I’ve never heard about anything at any of our concerts, but as a teenager and going to punk shows or hip hop shows, I often felt a bit alienated and a bit scared to enter the crowd as a girl.
It’s been a while since you toured in the States, but visited Southern California recently and the desert inspired the song “Pleasure Drive.”
After recording and touring the second album, and dealing with Heather’s initial diagnosis, the band felt like we needed to have a rest; to collect our thoughts and have some time apart. I went to L.A. I went to the U.K. as well, and had a lot of fun. I partied, and socialized, and a lot of things that I felt I didn’t have a lot of time for in all the years of touring. I hired a Ford Mustang convertible and drove from L.A. to Vegas. I have an auntie in Vegas who I’d never met. It was part of a “facing of fear” campaign I have going on in my life. There’s a little bit of history of agoraphobia in my family. I was becoming a little antisocial in the past and that was leading me to be quite sad and have a pessimistic outlook on life. So I decided to start doing things that scared me. I started saying yes to things and having a celebratory approach on life. Driving through the desert in a convertible, I was just thinking, “This is going to stay with me for a long time because it’s such an iconic moment.” It was an empowering feeling of enjoying your life in the moment.
How did you come to be friends with WikiLeaks founder Julian Assange, for whom you’d written two songs during your The Brink sessions? And you visited him at the Ecuadorian embassy in London, where he’s been for four years.
Julian’s father and my father have known each other for years. He has quite a following and some family connections in Byron Bay, where three of our band (members) grew up. It’s kind of a hippy town; quite progressive, so a lot of people support WikiLeaks over there. There’s some support everywhere you go, and, obviously, some animosity as well, depending on who you’re talking to.
Regardless of the politics, I feel like that’s such a terrible situation for such a wonderful mind. I found it quite sad. It was his birthday. His dad said, ‘I’d love it if you wrote him a song.’ And I ended up writing (“No Country” and “Marianne”) for him.

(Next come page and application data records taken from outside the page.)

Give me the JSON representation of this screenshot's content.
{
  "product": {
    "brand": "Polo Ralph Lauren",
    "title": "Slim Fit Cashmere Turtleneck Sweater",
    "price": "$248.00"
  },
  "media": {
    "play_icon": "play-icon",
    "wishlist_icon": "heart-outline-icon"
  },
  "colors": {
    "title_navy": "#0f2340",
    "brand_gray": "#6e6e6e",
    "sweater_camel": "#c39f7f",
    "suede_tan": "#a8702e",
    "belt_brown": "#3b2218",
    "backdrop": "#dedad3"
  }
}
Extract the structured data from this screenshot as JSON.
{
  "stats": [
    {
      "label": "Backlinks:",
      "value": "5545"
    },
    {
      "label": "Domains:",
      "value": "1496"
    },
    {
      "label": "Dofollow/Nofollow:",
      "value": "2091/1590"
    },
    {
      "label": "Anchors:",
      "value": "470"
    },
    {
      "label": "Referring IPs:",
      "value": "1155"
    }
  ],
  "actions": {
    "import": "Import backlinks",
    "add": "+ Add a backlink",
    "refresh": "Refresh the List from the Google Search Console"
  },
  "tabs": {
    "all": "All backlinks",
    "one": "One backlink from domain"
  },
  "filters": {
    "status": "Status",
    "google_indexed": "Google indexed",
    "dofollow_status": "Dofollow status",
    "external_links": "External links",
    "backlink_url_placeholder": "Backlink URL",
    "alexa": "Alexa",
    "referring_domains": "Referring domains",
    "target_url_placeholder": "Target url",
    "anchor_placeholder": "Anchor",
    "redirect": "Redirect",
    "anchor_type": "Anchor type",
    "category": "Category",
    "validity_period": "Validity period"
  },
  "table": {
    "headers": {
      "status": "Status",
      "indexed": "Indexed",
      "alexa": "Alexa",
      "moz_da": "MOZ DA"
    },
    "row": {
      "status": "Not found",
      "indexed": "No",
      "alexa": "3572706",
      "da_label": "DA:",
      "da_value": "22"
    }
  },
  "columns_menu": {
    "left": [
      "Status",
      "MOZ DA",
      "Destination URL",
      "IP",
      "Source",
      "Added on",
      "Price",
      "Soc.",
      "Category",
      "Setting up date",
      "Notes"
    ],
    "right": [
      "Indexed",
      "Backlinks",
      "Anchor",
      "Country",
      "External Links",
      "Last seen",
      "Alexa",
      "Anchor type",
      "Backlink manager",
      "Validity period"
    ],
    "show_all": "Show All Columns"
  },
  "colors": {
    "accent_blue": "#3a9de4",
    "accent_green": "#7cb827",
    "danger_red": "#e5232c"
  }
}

They’re both inspired by his situation and him as a person. He’s larger than life. Like other heroes, he has his fatal flaws that people like to focus on.
He’s locked in this room that’s a sort of purgatory, and I guess the powers that be hope he fades into nothingness. But he’s still very active in things, and publishing things, much to the dismay of the powers that be.
You’re touring America during a very divisive time. Assange railed against many of the people in charge here. What were your feelings about being here now?
What I’ve noticed, coming to the States the last five or six years: You used to not be able to talk politics with Americans. And the last two times there, everyone asks you, ‘So, what do you think about our election campaign?’ What I think is happening … is that maybe Americans are waking up and that there is potentially no correct or good answer is telling of systemic problems that are deep-seeded. I’m not standing here and saying that Australia is great, either … but America is the leader of the free world. It matters what goes on there to everyone in the world.
Opening the album with a seven-and-a-half-minute song is a ballsy move. What went into creating “Stand and Deliver,” and who made the decision to stick it first on the album?
We’ve always had pretty long songs. Maybe subconsciously it’s a challenge to people to have a longer attention span. It sometimes takes that long to make the arc of a song. In that song, there are two arcs, because there are two halves. … Each part needs its moment to shine. When you’re making an album, I don’t think you have to worry about shortness of a track. You could drive to it, or paint to it, but it was never intended to be a radio hit. The album is book-ended by two incredibly long songs. We do things by gut, we don’t really know why we’re doing them.